Contemporary management of adolescents with diabetes mellitus

Posted on October 29, 2009


Treatment for Type 1 Diabetes Insulin Therapy Insulin is the only medication that is effective in lowering blood glucose levels in type 1 diabetes. The use of insulin requires daily management of those factors that affect the insulin dose (food, physical activity, illness, stress). See Table 5 for common insulin preparations. Rapid-acting insulin may be given before, during, or immediately after a meal. Administration after a meal may help reduce the postprandial hyperglycemia associated with high fat meals. The number of insulin injections/day will vary; insulin may be delivered with insulin syringes, insulin pens or external insulin pumps.












• Conventional therapy– 2 daily injections of mixed insulin (rapid- or short-acting and intermediate-acting) before breakfast and the evening meal.

• Conventional therapy with a split night-time dose– 1 injection of mixed insulin (rapid- or shortacting and intermediate-acting) before breakfast, 1 injection of rapid- or short-acting insulin before the evening meal and 1 injection of intermediate-acting insulin before the bedtime snack. This regimen is used to help reduce fasting hyperglycemia associated with the long interval between the evening meal and breakfast and the duration of action of the intermediate-acting insulin and to facilitate management of the dawn phenomenon.

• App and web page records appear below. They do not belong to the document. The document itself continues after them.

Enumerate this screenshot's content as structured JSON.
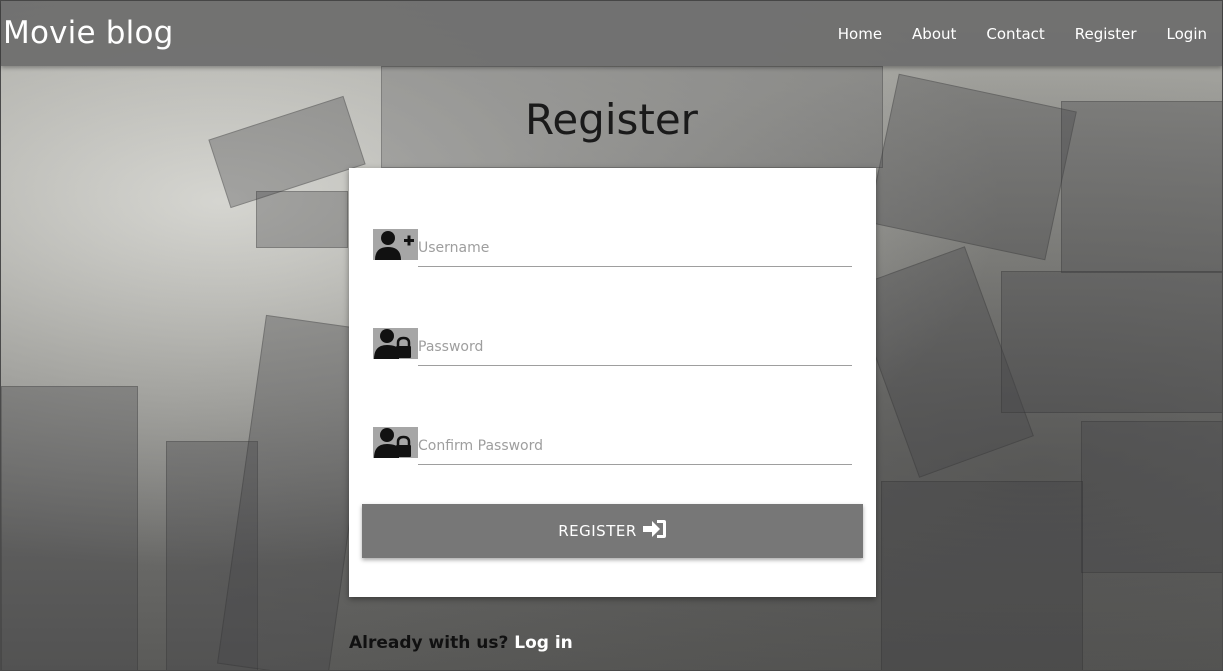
{
  "navbar": {
    "brand": "Movie blog",
    "links": [
      {
        "label": "Home"
      },
      {
        "label": "About"
      },
      {
        "label": "Contact"
      },
      {
        "label": "Register"
      },
      {
        "label": "Login"
      }
    ]
  },
  "page": {
    "title": "Register"
  },
  "form": {
    "username": {
      "placeholder": "Username",
      "value": "",
      "icon": "user-plus-icon"
    },
    "password": {
      "placeholder": "Password",
      "value": "",
      "icon": "user-lock-icon"
    },
    "confirm_password": {
      "placeholder": "Confirm Password",
      "value": "",
      "icon": "user-lock-icon"
    },
    "submit_label": "REGISTER",
    "submit_icon": "sign-in-icon"
  },
  "footer": {
    "prompt": "Already with us?",
    "login_link": "Log in"
  },
  "colors": {
    "navbar": "#6e6e6e",
    "button": "#777777",
    "icon_box": "#a6a6a6",
    "card": "#ffffff"
  }
}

• Multiple daily injections (MDI) of rapid- or short-acting insulin before every meal (and sometimes large snacks) with intermediate- or long-acting insulin once or twice a day. The addition of rapid- or short-acting insulin before lunch helps reduce pre-supper hyperglycemia with less risk of hypoglycemia associated with very large pre-breakfast doses of intermediateacting insulin. With the exception of a bedtime snack to prevent hypoglycemia during the night, snacks usually are not required with MDI– an advantage for busy teens and those who wish to maintain a target weight. This may be called intensive therapy depending on the level of glycemic control that is targeted.

• Intensive therapy with a continuous subcutaneous insulin infusion (CSII or insulin pump)– Rapid-acting insulin is delivered constantly to meet the body’s basal need to suppress hepatic glucose production. A bolus dose of insulin is given before meals and snacks based on the amount of carbohydrate eaten and the measured level of blood glucose. This regimen is for motivated teens who are willing to test frequently (>4 times/day), monitor carbohydrate intake accurately, adjust insulin doses and commit to frequent contact with the diabetes team.